## Your goal
The task calls for the count of lines containing "icon" in these records, given as a number with no other words.
═════ Input
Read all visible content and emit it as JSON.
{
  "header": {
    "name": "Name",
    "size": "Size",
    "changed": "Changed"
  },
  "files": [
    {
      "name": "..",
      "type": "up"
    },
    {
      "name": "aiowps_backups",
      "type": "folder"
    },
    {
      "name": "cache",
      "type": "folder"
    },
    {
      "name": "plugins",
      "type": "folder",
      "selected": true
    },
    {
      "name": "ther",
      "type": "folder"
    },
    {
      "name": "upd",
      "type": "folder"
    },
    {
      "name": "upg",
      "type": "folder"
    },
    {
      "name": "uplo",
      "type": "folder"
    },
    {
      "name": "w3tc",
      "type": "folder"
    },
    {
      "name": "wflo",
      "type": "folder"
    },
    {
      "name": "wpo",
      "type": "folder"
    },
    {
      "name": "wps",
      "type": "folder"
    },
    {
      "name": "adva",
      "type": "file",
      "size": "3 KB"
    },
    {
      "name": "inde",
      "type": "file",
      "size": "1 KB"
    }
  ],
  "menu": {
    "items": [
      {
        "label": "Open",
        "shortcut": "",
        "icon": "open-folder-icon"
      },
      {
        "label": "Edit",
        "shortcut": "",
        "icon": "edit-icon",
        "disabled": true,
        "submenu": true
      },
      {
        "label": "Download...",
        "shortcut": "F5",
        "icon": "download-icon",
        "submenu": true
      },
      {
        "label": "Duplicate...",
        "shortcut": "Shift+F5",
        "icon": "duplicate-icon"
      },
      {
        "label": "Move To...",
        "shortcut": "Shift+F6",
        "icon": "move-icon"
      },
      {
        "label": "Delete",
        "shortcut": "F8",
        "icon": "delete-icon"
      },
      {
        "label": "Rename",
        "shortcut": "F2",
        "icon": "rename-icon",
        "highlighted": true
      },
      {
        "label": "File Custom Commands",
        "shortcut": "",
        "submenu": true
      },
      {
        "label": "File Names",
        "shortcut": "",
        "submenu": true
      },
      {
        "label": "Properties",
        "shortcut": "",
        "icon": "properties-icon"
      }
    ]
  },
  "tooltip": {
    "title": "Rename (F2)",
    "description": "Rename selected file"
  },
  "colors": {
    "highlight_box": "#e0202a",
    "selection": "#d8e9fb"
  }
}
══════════
## Finished task
8